Within days of each other, Vanuatu experienced back-to-back cyclones and a magnitude 6.5 earthquake, destroying homes, livelihoods, infrastructure and communications.

​Acting Country Director for Save The Children, Jack French told Pacific Mornings that while Ni-Vanuatu have banded together to support one another, attention is turning towards the next generation having to deal with harsher weather occurrences.

“Communities and families in Vanuatu have shown tremendous courage this past week. They’ve been able to shelter children, navigating them through the cyclone's social impacts and keeping them safe from harm.

"But it just adds to the feeling of vulnerability for children and the expectation that they must adapt to this continuing increase of disasters.”

​Vanuatu National Disaster Management Office reports more than 250,000 people have been impacted and half of those are children.

French says power is out in Port Vila and for surrounding areas and water is scarce. 

“We don’t really know the full extent of the impact across the Island groups - so we’re hoping to reach more children and families this week.”
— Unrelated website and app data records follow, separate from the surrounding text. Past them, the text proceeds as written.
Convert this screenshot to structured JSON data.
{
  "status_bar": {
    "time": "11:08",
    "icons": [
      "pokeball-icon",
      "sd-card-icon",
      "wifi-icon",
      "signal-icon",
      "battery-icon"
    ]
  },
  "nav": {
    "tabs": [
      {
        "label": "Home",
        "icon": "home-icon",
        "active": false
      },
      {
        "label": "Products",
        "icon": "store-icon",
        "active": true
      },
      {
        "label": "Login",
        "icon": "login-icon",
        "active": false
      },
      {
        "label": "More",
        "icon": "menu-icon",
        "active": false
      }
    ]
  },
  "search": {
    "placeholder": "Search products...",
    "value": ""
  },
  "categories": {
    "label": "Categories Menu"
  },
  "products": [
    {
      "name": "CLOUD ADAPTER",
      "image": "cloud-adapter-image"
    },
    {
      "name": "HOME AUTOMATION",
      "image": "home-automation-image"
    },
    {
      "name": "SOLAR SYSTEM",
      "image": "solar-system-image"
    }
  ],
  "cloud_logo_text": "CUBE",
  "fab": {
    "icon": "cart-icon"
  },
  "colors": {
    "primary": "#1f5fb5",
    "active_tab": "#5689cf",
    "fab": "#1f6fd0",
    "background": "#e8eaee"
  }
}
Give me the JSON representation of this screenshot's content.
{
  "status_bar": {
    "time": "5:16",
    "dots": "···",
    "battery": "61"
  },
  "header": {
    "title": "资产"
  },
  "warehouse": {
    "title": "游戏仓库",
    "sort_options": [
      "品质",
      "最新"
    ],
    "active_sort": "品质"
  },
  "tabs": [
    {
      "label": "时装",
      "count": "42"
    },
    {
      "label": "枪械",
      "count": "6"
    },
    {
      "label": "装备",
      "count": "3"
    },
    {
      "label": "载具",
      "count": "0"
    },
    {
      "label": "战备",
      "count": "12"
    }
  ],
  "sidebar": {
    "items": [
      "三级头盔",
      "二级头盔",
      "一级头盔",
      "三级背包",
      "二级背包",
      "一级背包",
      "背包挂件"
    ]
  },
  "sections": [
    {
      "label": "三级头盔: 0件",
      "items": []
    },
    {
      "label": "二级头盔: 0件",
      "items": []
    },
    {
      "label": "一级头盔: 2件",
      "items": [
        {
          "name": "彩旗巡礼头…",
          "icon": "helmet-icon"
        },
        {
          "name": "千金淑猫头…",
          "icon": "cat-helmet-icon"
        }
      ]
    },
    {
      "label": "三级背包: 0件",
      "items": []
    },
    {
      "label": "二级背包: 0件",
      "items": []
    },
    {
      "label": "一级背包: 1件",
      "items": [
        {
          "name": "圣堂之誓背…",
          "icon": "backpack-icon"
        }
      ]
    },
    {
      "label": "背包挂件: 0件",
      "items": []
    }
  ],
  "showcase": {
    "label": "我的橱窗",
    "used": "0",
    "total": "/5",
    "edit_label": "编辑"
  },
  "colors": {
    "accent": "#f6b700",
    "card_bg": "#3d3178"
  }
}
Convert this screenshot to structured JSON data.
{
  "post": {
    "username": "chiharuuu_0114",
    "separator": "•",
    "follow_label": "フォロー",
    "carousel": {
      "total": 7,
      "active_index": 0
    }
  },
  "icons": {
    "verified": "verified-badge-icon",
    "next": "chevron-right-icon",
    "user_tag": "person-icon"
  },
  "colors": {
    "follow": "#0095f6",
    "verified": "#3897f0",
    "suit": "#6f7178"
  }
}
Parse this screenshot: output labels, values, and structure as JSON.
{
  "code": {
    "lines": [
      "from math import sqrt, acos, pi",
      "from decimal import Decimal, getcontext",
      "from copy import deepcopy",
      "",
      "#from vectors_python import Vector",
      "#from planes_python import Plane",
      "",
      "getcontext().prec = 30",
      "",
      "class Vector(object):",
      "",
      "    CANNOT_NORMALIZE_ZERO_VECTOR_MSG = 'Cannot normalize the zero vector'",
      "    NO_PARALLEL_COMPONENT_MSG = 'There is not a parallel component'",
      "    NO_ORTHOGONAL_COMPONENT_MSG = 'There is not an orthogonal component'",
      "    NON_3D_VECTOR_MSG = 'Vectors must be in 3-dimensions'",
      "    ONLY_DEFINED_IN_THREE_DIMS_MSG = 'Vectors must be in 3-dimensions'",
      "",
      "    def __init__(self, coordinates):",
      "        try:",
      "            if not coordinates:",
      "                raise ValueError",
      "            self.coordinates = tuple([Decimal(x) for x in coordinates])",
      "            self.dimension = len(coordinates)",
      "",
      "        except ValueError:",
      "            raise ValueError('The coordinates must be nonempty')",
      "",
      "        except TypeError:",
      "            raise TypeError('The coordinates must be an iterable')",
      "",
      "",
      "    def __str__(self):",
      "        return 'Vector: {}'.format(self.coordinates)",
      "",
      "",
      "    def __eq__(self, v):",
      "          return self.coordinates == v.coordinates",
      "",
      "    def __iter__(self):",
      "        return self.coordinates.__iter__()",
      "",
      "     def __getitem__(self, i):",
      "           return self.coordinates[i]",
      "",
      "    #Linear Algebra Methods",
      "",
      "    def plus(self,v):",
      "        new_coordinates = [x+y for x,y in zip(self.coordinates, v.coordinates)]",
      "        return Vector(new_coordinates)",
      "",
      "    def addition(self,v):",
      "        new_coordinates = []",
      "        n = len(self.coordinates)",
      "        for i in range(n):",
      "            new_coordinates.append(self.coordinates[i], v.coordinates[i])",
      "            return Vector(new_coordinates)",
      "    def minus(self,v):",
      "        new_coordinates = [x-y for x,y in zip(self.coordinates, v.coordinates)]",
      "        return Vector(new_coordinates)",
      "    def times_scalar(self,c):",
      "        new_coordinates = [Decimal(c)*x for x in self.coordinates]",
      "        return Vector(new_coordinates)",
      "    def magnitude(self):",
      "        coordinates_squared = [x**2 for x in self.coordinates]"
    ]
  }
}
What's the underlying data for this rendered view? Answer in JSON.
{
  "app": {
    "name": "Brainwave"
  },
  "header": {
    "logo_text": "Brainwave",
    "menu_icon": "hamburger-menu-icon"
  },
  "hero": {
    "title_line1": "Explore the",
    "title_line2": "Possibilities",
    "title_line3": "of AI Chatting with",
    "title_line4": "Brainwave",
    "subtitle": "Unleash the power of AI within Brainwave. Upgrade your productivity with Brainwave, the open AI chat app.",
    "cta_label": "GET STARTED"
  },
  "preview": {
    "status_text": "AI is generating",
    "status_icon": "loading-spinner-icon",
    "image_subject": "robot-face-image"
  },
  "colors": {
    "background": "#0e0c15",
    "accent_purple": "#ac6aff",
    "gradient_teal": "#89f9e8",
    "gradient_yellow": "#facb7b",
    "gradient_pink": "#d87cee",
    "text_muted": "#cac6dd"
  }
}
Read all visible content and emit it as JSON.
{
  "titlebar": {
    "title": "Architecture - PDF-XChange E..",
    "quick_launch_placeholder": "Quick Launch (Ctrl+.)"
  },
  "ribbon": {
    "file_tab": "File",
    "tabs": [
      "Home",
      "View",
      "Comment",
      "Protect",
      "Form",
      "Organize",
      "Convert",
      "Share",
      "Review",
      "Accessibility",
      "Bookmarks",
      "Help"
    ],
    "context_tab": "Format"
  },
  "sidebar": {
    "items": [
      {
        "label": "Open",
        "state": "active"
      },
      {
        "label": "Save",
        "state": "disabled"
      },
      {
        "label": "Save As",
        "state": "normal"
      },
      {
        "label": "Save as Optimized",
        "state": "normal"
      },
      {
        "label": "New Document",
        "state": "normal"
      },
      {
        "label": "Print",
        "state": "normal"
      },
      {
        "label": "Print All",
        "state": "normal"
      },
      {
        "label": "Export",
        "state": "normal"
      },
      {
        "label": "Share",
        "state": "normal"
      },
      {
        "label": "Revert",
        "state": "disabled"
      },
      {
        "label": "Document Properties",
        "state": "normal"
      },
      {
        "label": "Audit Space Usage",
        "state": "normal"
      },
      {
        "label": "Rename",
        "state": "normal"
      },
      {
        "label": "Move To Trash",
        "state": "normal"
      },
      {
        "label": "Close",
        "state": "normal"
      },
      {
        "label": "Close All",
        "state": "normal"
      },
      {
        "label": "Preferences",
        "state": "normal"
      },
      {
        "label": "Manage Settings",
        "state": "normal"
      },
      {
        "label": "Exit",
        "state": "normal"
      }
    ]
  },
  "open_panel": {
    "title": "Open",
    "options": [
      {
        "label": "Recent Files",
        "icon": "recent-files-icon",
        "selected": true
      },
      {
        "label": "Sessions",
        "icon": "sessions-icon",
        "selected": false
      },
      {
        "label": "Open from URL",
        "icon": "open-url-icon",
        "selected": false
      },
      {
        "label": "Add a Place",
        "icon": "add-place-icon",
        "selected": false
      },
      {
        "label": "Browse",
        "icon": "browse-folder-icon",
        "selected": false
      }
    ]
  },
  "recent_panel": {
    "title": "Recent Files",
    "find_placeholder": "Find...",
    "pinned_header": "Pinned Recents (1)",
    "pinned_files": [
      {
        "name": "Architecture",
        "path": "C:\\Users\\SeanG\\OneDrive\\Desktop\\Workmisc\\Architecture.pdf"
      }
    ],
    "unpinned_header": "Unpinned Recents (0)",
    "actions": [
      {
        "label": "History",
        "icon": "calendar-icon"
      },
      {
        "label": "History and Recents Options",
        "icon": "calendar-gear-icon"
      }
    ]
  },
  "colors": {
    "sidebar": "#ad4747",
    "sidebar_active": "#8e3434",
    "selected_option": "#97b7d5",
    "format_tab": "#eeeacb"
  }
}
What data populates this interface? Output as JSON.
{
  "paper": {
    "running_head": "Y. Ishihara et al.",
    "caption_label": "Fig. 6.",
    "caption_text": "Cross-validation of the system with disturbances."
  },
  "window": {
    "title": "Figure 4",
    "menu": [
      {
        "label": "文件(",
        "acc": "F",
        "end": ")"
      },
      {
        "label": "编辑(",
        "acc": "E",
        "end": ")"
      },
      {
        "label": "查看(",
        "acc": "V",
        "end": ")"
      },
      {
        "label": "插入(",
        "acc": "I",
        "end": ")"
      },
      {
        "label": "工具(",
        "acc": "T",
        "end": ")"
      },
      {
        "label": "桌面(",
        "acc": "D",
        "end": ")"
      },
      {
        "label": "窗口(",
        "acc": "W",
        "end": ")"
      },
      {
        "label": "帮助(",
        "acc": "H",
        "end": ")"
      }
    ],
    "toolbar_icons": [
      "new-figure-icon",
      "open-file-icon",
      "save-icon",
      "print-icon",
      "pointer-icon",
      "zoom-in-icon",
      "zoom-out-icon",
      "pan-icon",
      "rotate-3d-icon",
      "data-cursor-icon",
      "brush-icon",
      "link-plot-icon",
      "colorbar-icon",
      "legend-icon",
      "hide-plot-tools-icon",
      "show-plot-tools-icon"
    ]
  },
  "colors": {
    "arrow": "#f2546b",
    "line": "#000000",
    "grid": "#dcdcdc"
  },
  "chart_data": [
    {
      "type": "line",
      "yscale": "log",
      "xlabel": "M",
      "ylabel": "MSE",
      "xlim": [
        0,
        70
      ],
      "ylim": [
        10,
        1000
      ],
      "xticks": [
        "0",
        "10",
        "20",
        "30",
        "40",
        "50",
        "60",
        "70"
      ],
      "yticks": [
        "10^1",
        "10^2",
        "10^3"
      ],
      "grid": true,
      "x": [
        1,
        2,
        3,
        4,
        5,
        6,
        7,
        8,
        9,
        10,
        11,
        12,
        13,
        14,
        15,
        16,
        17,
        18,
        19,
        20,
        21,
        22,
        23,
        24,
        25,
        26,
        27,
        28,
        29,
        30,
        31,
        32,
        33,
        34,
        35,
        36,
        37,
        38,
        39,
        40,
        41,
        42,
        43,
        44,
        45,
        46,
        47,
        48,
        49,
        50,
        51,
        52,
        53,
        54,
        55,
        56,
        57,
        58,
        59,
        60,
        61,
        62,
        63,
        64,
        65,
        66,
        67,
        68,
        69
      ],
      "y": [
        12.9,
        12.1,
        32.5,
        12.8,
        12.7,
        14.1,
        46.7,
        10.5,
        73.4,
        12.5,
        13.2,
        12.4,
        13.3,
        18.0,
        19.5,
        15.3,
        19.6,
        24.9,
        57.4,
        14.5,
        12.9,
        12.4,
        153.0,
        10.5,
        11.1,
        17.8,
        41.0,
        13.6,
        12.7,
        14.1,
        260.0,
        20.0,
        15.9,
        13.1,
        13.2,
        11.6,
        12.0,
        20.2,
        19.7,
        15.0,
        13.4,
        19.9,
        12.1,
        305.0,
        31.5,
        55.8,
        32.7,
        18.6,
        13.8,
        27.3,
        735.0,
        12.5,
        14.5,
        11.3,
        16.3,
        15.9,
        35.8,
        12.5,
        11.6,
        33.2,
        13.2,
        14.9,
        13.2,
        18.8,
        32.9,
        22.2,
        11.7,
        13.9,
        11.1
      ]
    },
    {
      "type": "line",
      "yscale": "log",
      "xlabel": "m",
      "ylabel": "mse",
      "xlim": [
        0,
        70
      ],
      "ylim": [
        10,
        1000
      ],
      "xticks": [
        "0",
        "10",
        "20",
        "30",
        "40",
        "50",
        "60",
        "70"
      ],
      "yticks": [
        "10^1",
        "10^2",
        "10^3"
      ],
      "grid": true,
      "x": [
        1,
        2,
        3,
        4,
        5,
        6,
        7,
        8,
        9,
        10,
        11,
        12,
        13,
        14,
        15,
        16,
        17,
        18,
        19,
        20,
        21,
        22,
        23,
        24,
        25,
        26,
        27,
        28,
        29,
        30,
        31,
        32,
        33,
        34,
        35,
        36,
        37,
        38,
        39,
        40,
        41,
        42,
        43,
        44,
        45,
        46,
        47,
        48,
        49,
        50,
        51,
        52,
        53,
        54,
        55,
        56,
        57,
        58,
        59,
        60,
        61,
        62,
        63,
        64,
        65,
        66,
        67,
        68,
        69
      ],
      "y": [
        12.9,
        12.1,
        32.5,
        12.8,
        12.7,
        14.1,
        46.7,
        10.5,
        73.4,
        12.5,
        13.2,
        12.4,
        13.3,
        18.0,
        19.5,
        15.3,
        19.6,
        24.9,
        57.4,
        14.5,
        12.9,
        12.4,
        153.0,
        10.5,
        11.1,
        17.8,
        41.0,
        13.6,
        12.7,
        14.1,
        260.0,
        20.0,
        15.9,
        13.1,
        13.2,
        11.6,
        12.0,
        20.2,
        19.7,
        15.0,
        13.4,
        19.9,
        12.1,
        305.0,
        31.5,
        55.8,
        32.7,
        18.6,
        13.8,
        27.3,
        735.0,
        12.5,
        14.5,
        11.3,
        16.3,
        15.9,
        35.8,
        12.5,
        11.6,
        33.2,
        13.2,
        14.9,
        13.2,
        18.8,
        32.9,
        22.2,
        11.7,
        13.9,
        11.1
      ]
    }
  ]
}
Foreign Affairs Minister, Nanaia Mahuta, says Aotearoa is also sending the help of a seven member team of disaster management experts from Fire and Emergency New Zealand’s Urban Search and Rescue, the New Zealand Defence Force and MFAT.

“This initial package of assistance includes a financial contribution of $150,000 to allow the New Zealand High Commission to respond rapidly to requests from the Government of Vanuatu.”

Mahuta says Aotearoa New Zealand’s response will not affect the Cyclone Gabrielle response and recovery which still remains top priority.

A ni-Vanuatu academic at Otago University has not been able to make immediate contact with her family.

Leina Isno says it's chaotic in Port Vila and thanks to the social media she was able to receive some good news.

“I have not heard from my family, we’ve got no power and no network. Through social media I got through to my extended family and they've reassured me that nobody has had any injuries or has passed.”

​​​Support is being offered with those in evacuation centres receiving hygiene kits, establishments of safe spaces for children as well as receiving food and water. ​​​

Save the Children Australia has also established a donation page​ where whānau from Aotearoa can directly help cyclone-affected Ni-Vanuatu.

French says this will support the contribution to the Government’s response plan, help to reopen schools, rebuild homes and help communities to re-establish their livelihoods.

Photo credit Vanuatu Red Cross